Restate the entries below word for word, leaving nothing out.

Component data from apps and pages

⟨

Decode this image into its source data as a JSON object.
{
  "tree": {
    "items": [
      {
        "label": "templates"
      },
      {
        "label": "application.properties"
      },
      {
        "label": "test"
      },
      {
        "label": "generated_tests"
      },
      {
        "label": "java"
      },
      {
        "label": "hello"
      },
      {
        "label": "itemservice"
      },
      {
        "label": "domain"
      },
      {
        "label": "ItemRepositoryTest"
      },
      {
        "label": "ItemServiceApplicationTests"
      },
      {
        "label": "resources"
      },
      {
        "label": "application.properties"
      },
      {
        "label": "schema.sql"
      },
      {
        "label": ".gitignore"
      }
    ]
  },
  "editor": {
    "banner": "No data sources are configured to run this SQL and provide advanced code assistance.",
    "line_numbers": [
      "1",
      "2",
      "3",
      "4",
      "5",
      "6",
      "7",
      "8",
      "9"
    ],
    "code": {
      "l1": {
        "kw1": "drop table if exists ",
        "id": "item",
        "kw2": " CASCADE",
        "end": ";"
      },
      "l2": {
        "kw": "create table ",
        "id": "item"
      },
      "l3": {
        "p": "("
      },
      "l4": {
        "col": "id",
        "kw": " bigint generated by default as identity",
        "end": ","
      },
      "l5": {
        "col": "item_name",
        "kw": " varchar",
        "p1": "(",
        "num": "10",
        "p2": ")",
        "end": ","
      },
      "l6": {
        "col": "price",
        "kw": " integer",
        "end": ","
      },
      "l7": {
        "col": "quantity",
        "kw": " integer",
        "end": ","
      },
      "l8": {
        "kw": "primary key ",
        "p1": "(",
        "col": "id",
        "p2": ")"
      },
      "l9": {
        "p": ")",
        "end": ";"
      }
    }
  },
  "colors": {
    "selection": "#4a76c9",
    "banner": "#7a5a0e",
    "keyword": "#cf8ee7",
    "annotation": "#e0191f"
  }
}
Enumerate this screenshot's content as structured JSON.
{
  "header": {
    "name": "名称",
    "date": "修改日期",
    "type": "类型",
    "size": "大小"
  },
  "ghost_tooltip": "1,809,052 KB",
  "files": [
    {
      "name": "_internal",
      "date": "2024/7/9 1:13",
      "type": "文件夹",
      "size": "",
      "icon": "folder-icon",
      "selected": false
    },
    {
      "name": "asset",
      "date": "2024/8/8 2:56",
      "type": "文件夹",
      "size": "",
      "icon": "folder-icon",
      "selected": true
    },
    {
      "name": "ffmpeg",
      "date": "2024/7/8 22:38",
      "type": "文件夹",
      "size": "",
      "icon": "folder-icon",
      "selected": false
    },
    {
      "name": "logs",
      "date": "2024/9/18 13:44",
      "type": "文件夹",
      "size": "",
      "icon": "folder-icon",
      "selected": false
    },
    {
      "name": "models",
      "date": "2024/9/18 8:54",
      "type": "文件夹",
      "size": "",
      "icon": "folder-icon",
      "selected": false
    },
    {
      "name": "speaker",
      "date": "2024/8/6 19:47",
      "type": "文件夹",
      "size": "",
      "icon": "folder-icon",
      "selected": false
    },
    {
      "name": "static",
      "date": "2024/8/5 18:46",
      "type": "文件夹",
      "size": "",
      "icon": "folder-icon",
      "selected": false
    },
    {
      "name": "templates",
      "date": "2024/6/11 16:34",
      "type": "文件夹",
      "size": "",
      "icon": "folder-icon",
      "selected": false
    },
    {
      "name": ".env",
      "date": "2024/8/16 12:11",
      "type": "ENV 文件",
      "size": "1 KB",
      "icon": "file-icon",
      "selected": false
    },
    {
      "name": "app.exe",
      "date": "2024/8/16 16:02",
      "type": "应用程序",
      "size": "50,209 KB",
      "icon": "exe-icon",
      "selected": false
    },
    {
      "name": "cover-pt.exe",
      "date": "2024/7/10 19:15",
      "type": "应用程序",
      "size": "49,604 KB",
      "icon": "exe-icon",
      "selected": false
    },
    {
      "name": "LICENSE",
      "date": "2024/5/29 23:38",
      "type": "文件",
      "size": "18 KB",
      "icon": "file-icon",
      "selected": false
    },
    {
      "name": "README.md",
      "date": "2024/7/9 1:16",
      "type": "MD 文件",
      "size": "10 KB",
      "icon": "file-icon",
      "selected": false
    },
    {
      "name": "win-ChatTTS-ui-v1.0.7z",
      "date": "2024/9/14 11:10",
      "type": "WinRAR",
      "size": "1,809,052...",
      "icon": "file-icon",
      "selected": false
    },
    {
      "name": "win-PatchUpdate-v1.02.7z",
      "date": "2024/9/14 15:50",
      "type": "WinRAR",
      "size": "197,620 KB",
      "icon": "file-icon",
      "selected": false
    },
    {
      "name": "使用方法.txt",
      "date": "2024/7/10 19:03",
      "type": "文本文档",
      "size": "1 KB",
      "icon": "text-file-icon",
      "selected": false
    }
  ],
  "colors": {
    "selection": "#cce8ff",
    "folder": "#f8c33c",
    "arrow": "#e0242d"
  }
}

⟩

= Result =
Decode this image into its source data as a JSON object.
{
  "tree": {
    "items": [
      {
        "label": "templates"
      },
      {
        "label": "application.properties"
      },
      {
        "label": "test"
      },
      {
        "label": "generated_tests"
      },
      {
        "label": "java"
      },
      {
        "label": "hello"
      },
      {
        "label": "itemservice"
      },
      {
        "label": "domain"
      },
      {
        "label": "ItemRepositoryTest"
      },
      {
        "label": "ItemServiceApplicationTests"
      },
      {
        "label": "resources"
      },
      {
        "label": "application.properties"
      },
      {
        "label": "schema.sql"
      },
      {
        "label": ".gitignore"
      }
    ]
  },
  "editor": {
    "banner": "No data sources are configured to run this SQL and provide advanced code assistance.",
    "line_numbers": [
      "1",
      "2",
      "3",
      "4",
      "5",
      "6",
      "7",
      "8",
      "9"
    ],
    "code": {
      "l1": {
        "kw1": "drop table if exists ",
        "id": "item",
        "kw2": " CASCADE",
        "end": ";"
      },
      "l2": {
        "kw": "create table ",
        "id": "item"
      },
      "l3": {
        "p": "("
      },
      "l4": {
        "col": "id",
        "kw": " bigint generated by default as identity",
        "end": ","
      },
      "l5": {
        "col": "item_name",
        "kw": " varchar",
        "p1": "(",
        "num": "10",
        "p2": ")",
        "end": ","
      },
      "l6": {
        "col": "price",
        "kw": " integer",
        "end": ","
      },
      "l7": {
        "col": "quantity",
        "kw": " integer",
        "end": ","
      },
      "l8": {
        "kw": "primary key ",
        "p1": "(",
        "col": "id",
        "p2": ")"
      },
      "l9": {
        "p": ")",
        "end": ";"
      }
    }
  },
  "colors": {
    "selection": "#4a76c9",
    "banner": "#7a5a0e",
    "keyword": "#cf8ee7",
    "annotation": "#e0191f"
  }
}
Enumerate this screenshot's content as structured JSON.
{
  "header": {
    "name": "名称",
    "date": "修改日期",
    "type": "类型",
    "size": "大小"
  },
  "ghost_tooltip": "1,809,052 KB",
  "files": [
    {
      "name": "_internal",
      "date": "2024/7/9 1:13",
      "type": "文件夹",
      "size": "",
      "icon": "folder-icon",
      "selected": false
    },
    {
      "name": "asset",
      "date": "2024/8/8 2:56",
      "type": "文件夹",
      "size": "",
      "icon": "folder-icon",
      "selected": true
    },
    {
      "name": "ffmpeg",
      "date": "2024/7/8 22:38",
      "type": "文件夹",
      "size": "",
      "icon": "folder-icon",
      "selected": false
    },
    {
      "name": "logs",
      "date": "2024/9/18 13:44",
      "type": "文件夹",
      "size": "",
      "icon": "folder-icon",
      "selected": false
    },
    {
      "name": "models",
      "date": "2024/9/18 8:54",
      "type": "文件夹",
      "size": "",
      "icon": "folder-icon",
      "selected": false
    },
    {
      "name": "speaker",
      "date": "2024/8/6 19:47",
      "type": "文件夹",
      "size": "",
      "icon": "folder-icon",
      "selected": false
    },
    {
      "name": "static",
      "date": "2024/8/5 18:46",
      "type": "文件夹",
      "size": "",
      "icon": "folder-icon",
      "selected": false
    },
    {
      "name": "templates",
      "date": "2024/6/11 16:34",
      "type": "文件夹",
      "size": "",
      "icon": "folder-icon",
      "selected": false
    },
    {
      "name": ".env",
      "date": "2024/8/16 12:11",
      "type": "ENV 文件",
      "size": "1 KB",
      "icon": "file-icon",
      "selected": false
    },
    {
      "name": "app.exe",
      "date": "2024/8/16 16:02",
      "type": "应用程序",
      "size": "50,209 KB",
      "icon": "exe-icon",
      "selected": false
    },
    {
      "name": "cover-pt.exe",
      "date": "2024/7/10 19:15",
      "type": "应用程序",
      "size": "49,604 KB",
      "icon": "exe-icon",
      "selected": false
    },
    {
      "name": "LICENSE",
      "date": "2024/5/29 23:38",
      "type": "文件",
      "size": "18 KB",
      "icon": "file-icon",
      "selected": false
    },
    {
      "name": "README.md",
      "date": "2024/7/9 1:16",
      "type": "MD 文件",
      "size": "10 KB",
      "icon": "file-icon",
      "selected": false
    },
    {
      "name": "win-ChatTTS-ui-v1.0.7z",
      "date": "2024/9/14 11:10",
      "type": "WinRAR",
      "size": "1,809,052...",
      "icon": "file-icon",
      "selected": false
    },
    {
      "name": "win-PatchUpdate-v1.02.7z",
      "date": "2024/9/14 15:50",
      "type": "WinRAR",
      "size": "197,620 KB",
      "icon": "file-icon",
      "selected": false
    },
    {
      "name": "使用方法.txt",
      "date": "2024/7/10 19:03",
      "type": "文本文档",
      "size": "1 KB",
      "icon": "text-file-icon",
      "selected": false
    }
  ],
  "colors": {
    "selection": "#cce8ff",
    "folder": "#f8c33c",
    "arrow": "#e0242d"
  }
}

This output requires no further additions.